Customer care starts with attitude. Everyone has to come to work with the perspective that they are working for the customer. This priority can get lost with internal squables and personal issues. It is up to marketing leadership to always make this a priority. Sometimes this requires a reset where we remind everyone that we are competing with our competitors for the customer's attention and business and not with each other internally.
With a proactive customer service attitude as a foundation, we can architect the ways to address customer care. Every customer complaint or request is an opportunity to delight. I find that customers are very reasonable and even greatful when you engage directly with their issues. In the last 10 years of providing direct customer support, I can only remember one occasion where a visitor to my web properties with a complaint did not leave as a satisfied visitor. There were several occasions where this positive engagement required several attempts but it always ended with a positive result.
Guidelines for Dealing with Customer Complaints
1. Be polite and never condescending
2. Listen to the cusotmer's issue
3. Repeat your understanding of the customer's perspective
4. Commit to address the problem if you can
5. Provide alternative solutions if you can
6. Follow through on your commitment
As I said, I only had one case where this process did not leave the customer satisfied with the result. In most cases, the customer left their complaint pleasantly surprised that their issue was addressed. These "complainers" were converted to be strong advocates over the years.
Online/Offline Customer Care
Using the sales coverage pyramid discussed under the Engagement section, filter your customers and address their issues through the optimal channel. For major accounts, this means a person on the phone or in their office. For novice visitors, this may mean an automated FAQ system. Choose the appropriate response for the value of the customer and resources you have available. Clearly, one size does not fit all.
Texas Instruments went to the trouble of duplicating their marketing content on the notebook of every sales person before wireless internet was routine. They saw this as a competitive advantage. This was a challenge due to maintenance and up-keep required to keep it current but it was a valiant attempt at customer service. Today, with the state of mobile wireless, it is important to include your sales organization in your service matrix with specialized access to personalized tools for serving their accounts.
Online/Offline Customer Monitoring
Many companies today are in process or in trial for data mining (Big Data) their indepth customer tracking information in the Cloud. New no-SQL technologies like Hive and Hadoop are making some of this discovery economical for the first time. While these results will provide some incremental benefit, it will not replace good customer support and there is no substitute for intuitive human interaction. A lot of the work currently in development is to capture the people interaction algorithms and mimick human response but the best sales is still practiced by humans.
Do track your customers and their activities where possible. Watch and listen to their events. Engage with them where you can add value and save their precious time. This will build your brand and lead to passionate advocates for your products and services.

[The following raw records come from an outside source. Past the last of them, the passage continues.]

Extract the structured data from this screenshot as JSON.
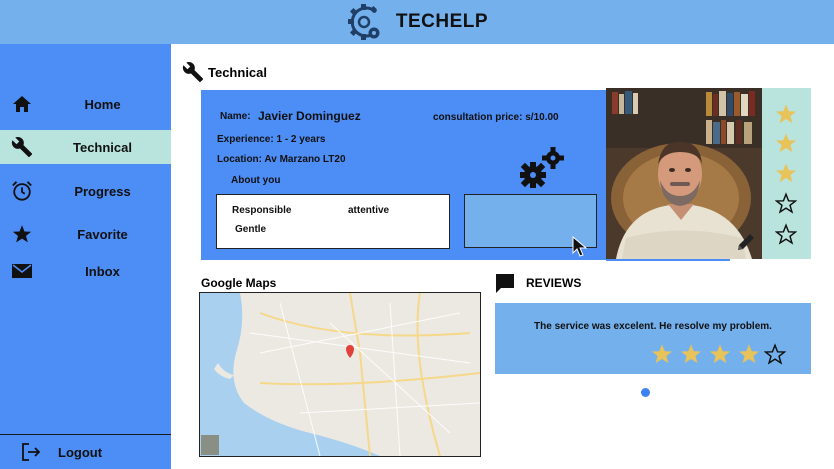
{
  "app": {
    "brand": "TECHELP",
    "accent": "#4d8df6",
    "header_color": "#74b0ec",
    "active_color": "#b9e3dd",
    "star_color": "#e7c35a"
  },
  "sidebar": {
    "items": [
      {
        "label": "Home",
        "icon": "home-icon"
      },
      {
        "label": "Technical",
        "icon": "wrench-icon",
        "active": true
      },
      {
        "label": "Progress",
        "icon": "alarm-clock-icon"
      },
      {
        "label": "Favorite",
        "icon": "star-icon"
      },
      {
        "label": "Inbox",
        "icon": "mail-icon"
      }
    ],
    "logout_label": "Logout"
  },
  "page": {
    "title": "Technical"
  },
  "profile": {
    "name_label": "Name:",
    "name": "Javier Dominguez",
    "price": "consultation price: s/10.00",
    "experience": "Experience: 1 - 2 years",
    "location": "Location: Av Marzano LT20",
    "about_label": "About you",
    "traits": [
      "Responsible",
      "attentive",
      "Gentle"
    ],
    "rating": 3,
    "rating_max": 5
  },
  "maps": {
    "title": "Google Maps"
  },
  "reviews": {
    "title": "REVIEWS",
    "items": [
      {
        "text": "The service was excelent. He resolve my problem.",
        "rating": 4,
        "rating_max": 5
      }
    ],
    "current_page": 1
  }
}
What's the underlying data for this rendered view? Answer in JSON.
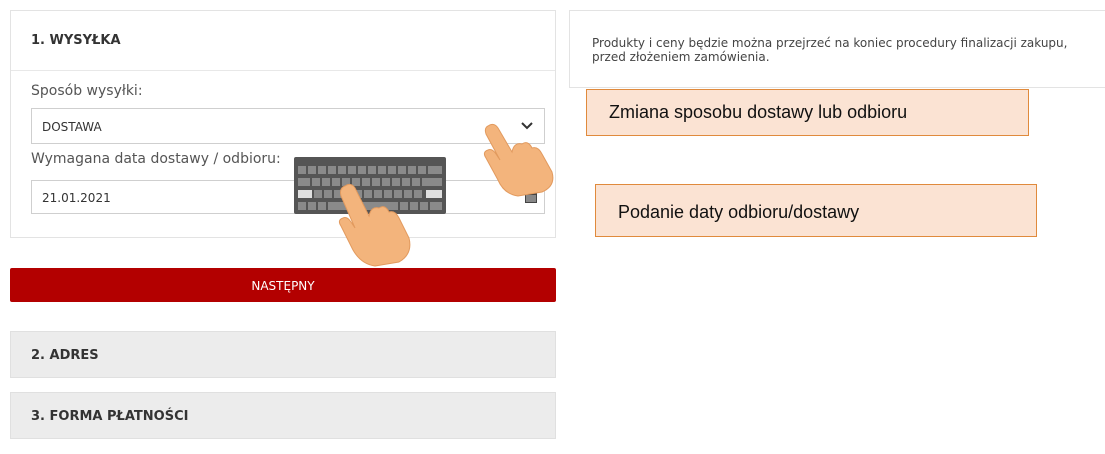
{
  "shipping": {
    "title": "1. WYSYŁKA",
    "method_label": "Sposób wysyłki:",
    "method_value": "DOSTAWA",
    "date_label": "Wymagana data dostawy / odbioru:",
    "date_value": "21.01.2021"
  },
  "next_button": "NASTĘPNY",
  "steps": [
    {
      "label": "2. ADRES"
    },
    {
      "label": "3. FORMA PŁATNOŚCI"
    }
  ],
  "info": {
    "text": "Produkty i ceny będzie można przejrzeć na koniec procedury finalizacji zakupu, przed złożeniem zamówienia."
  },
  "callouts": [
    {
      "text": "Zmiana sposobu dostawy lub odbioru"
    },
    {
      "text": "Podanie daty odbioru/dostawy"
    }
  ],
  "colors": {
    "accent": "#b30000",
    "callout_bg": "#fbe3d3",
    "callout_border": "#e08a3c",
    "step_bg": "#ececec"
  },
  "icons": {
    "select_chevron": "chevron-down-icon",
    "date_picker": "calendar-icon",
    "hand": "tap-hand-icon",
    "keyboard": "keyboard-icon"
  }
}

This Web site is aimed at capturing some of the basic concepts I use when creating integrated marketing programs and leveraging the internet.
Phil Gibson ©2016